=== Section Start ===

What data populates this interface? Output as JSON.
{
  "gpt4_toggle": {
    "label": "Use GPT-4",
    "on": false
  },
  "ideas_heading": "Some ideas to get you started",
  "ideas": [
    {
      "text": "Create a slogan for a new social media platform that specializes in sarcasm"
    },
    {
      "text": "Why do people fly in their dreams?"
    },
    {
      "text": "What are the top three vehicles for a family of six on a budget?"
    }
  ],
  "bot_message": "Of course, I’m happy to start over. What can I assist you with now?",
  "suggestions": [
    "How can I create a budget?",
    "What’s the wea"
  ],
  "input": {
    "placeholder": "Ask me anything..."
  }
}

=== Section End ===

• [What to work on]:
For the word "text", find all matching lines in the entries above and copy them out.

• [The completed task]:
      "text": "Create a slogan for a new social media platform that specializes in sarcasm"
      "text": "Why do people fly in their dreams?"
      "text": "What are the top three vehicles for a family of six on a budget?"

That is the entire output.